**Assignment**
Copy every line below that has the word "NUMBER" in it.

**Record excerpts**
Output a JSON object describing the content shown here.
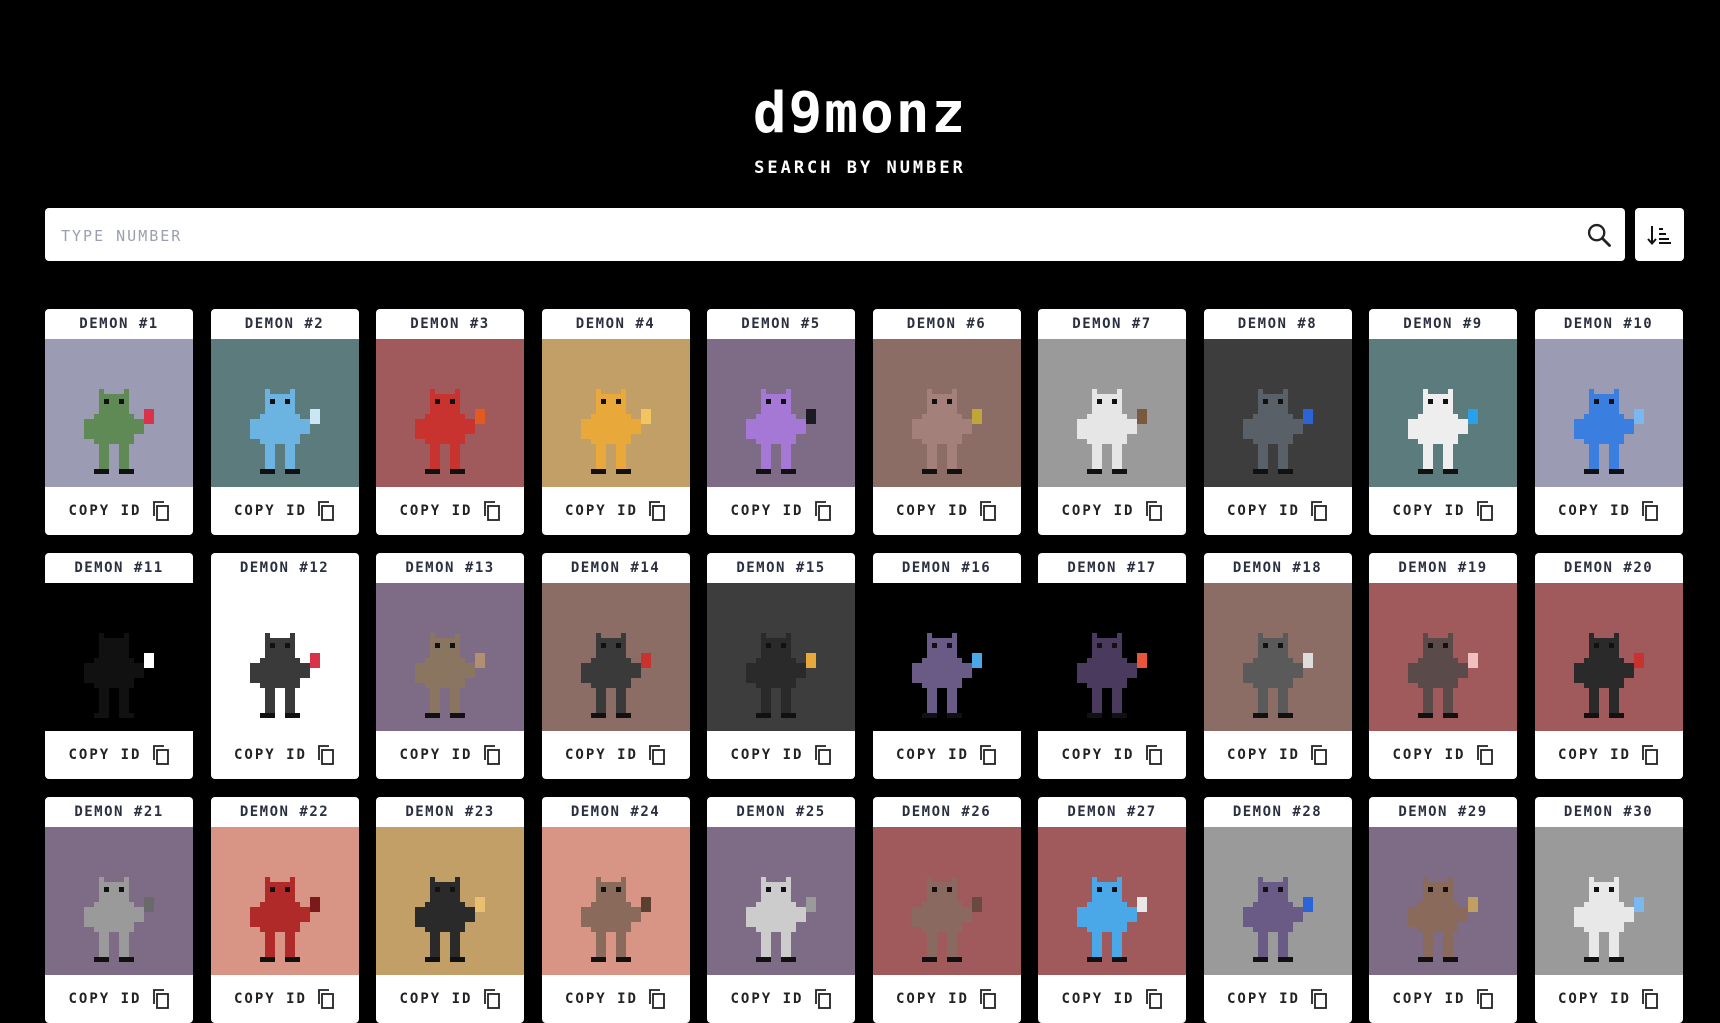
{
  "header": {
    "logo": "d9monz",
    "subtitle": "SEARCH BY NUMBER"
  },
  "search": {
    "placeholder": "TYPE NUMBER",
    "value": ""
  },
  "icons": {
    "search": "search-icon",
    "sort": "sort-ascending-icon",
    "copy": "copy-icon"
  },
  "cards": [
    {
      "title": "DEMON #1",
      "copy_label": "COPY ID",
      "bg": "#9b9bb3",
      "body": "#5f8a55",
      "accent": "#d8334a"
    },
    {
      "title": "DEMON #2",
      "copy_label": "COPY ID",
      "bg": "#5b7b7d",
      "body": "#6bb3e0",
      "accent": "#c9e6f2"
    },
    {
      "title": "DEMON #3",
      "copy_label": "COPY ID",
      "bg": "#a05a5c",
      "body": "#c9332f",
      "accent": "#e35a1e"
    },
    {
      "title": "DEMON #4",
      "copy_label": "COPY ID",
      "bg": "#c19f66",
      "body": "#e8a93a",
      "accent": "#f2c462"
    },
    {
      "title": "DEMON #5",
      "copy_label": "COPY ID",
      "bg": "#7e6c86",
      "body": "#a678d6",
      "accent": "#1b1b24"
    },
    {
      "title": "DEMON #6",
      "copy_label": "COPY ID",
      "bg": "#8c6d65",
      "body": "#a3817a",
      "accent": "#c0a53a"
    },
    {
      "title": "DEMON #7",
      "copy_label": "COPY ID",
      "bg": "#9a9a9a",
      "body": "#e6e6e6",
      "accent": "#7a5a3c"
    },
    {
      "title": "DEMON #8",
      "copy_label": "COPY ID",
      "bg": "#3d3d3d",
      "body": "#5a6068",
      "accent": "#2a64d6"
    },
    {
      "title": "DEMON #9",
      "copy_label": "COPY ID",
      "bg": "#5b7b7d",
      "body": "#eeeeee",
      "accent": "#2aa0e8"
    },
    {
      "title": "DEMON #10",
      "copy_label": "COPY ID",
      "bg": "#9b9bb3",
      "body": "#3a7fe0",
      "accent": "#7ab8f2"
    },
    {
      "title": "DEMON #11",
      "copy_label": "COPY ID",
      "bg": "#000000",
      "body": "#111111",
      "accent": "#ffffff"
    },
    {
      "title": "DEMON #12",
      "copy_label": "COPY ID",
      "bg": "#ffffff",
      "body": "#3a3a3a",
      "accent": "#d8334a"
    },
    {
      "title": "DEMON #13",
      "copy_label": "COPY ID",
      "bg": "#7e6c86",
      "body": "#8a7560",
      "accent": "#b09070"
    },
    {
      "title": "DEMON #14",
      "copy_label": "COPY ID",
      "bg": "#8c6d65",
      "body": "#3a3a3a",
      "accent": "#c9332f"
    },
    {
      "title": "DEMON #15",
      "copy_label": "COPY ID",
      "bg": "#3d3d3d",
      "body": "#2a2a2a",
      "accent": "#e8a93a"
    },
    {
      "title": "DEMON #16",
      "copy_label": "COPY ID",
      "bg": "#000000",
      "body": "#6a5a86",
      "accent": "#4aa8e8"
    },
    {
      "title": "DEMON #17",
      "copy_label": "COPY ID",
      "bg": "#000000",
      "body": "#4a3a5e",
      "accent": "#e8553a"
    },
    {
      "title": "DEMON #18",
      "copy_label": "COPY ID",
      "bg": "#8c6d65",
      "body": "#5a5a5a",
      "accent": "#dddddd"
    },
    {
      "title": "DEMON #19",
      "copy_label": "COPY ID",
      "bg": "#a05a5c",
      "body": "#5a4a4a",
      "accent": "#f0c0c0"
    },
    {
      "title": "DEMON #20",
      "copy_label": "COPY ID",
      "bg": "#a05a5c",
      "body": "#2a2a2a",
      "accent": "#c9332f"
    },
    {
      "title": "DEMON #21",
      "copy_label": "COPY ID",
      "bg": "#7e6c86",
      "body": "#9a9a9a",
      "accent": "#6a6a6a"
    },
    {
      "title": "DEMON #22",
      "copy_label": "COPY ID",
      "bg": "#d89585",
      "body": "#b02a2a",
      "accent": "#7a1a1a"
    },
    {
      "title": "DEMON #23",
      "copy_label": "COPY ID",
      "bg": "#c19f66",
      "body": "#2a2a2a",
      "accent": "#e8c070"
    },
    {
      "title": "DEMON #24",
      "copy_label": "COPY ID",
      "bg": "#d89585",
      "body": "#8a6a5a",
      "accent": "#5a4030"
    },
    {
      "title": "DEMON #25",
      "copy_label": "COPY ID",
      "bg": "#7e6c86",
      "body": "#cccccc",
      "accent": "#9a9a9a"
    },
    {
      "title": "DEMON #26",
      "copy_label": "COPY ID",
      "bg": "#a05a5c",
      "body": "#8a6a60",
      "accent": "#6a4a40"
    },
    {
      "title": "DEMON #27",
      "copy_label": "COPY ID",
      "bg": "#a05a5c",
      "body": "#4aa8e8",
      "accent": "#e8e8e8"
    },
    {
      "title": "DEMON #28",
      "copy_label": "COPY ID",
      "bg": "#9a9a9a",
      "body": "#6a5a86",
      "accent": "#2a64d6"
    },
    {
      "title": "DEMON #29",
      "copy_label": "COPY ID",
      "bg": "#7e6c86",
      "body": "#8a6a5a",
      "accent": "#c0a060"
    },
    {
      "title": "DEMON #30",
      "copy_label": "COPY ID",
      "bg": "#9a9a9a",
      "body": "#e8e8e8",
      "accent": "#7ab8f2"
    }
  ]
}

**Output below**
    "subtitle": "SEARCH BY NUMBER"
    "placeholder": "TYPE NUMBER",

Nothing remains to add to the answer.